Supplied information START

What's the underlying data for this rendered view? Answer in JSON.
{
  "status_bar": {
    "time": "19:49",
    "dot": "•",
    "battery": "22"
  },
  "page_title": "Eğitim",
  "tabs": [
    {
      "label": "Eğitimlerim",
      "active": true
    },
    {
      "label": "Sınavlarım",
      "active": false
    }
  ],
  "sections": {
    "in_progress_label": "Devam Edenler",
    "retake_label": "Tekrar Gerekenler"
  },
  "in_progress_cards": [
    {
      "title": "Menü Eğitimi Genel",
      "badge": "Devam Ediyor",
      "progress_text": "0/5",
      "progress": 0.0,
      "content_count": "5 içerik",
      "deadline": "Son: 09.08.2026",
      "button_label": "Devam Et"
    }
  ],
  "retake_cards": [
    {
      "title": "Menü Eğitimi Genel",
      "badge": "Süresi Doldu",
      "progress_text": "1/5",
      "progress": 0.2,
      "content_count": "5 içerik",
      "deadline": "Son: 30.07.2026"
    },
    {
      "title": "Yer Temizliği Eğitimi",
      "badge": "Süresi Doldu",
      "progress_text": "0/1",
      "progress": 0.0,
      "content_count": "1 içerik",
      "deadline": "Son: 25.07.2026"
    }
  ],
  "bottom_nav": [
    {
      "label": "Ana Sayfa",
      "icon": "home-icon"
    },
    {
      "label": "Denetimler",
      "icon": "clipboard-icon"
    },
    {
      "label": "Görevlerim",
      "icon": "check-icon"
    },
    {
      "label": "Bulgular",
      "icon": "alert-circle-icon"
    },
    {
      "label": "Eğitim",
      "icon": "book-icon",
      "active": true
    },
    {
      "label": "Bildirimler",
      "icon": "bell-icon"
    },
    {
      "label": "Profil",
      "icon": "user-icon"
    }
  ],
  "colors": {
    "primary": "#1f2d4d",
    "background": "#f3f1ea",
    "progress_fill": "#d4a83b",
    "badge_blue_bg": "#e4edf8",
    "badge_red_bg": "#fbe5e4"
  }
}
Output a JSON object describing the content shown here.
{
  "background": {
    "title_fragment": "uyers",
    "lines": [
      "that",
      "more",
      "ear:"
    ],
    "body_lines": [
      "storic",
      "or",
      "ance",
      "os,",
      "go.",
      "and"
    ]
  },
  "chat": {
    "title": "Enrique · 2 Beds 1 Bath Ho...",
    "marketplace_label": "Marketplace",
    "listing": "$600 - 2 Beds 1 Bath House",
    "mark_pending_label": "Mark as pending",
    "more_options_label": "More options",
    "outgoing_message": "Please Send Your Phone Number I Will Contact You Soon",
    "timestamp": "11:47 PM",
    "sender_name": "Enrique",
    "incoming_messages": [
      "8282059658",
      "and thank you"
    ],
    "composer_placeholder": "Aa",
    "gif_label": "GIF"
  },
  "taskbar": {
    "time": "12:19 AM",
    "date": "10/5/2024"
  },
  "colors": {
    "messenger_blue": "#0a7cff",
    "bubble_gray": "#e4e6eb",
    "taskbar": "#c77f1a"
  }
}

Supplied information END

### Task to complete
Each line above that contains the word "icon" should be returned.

### Expected answer
      "icon": "home-icon"
      "icon": "clipboard-icon"
      "icon": "check-icon"
      "icon": "alert-circle-icon"
      "icon": "book-icon",
      "icon": "bell-icon"
      "icon": "user-icon"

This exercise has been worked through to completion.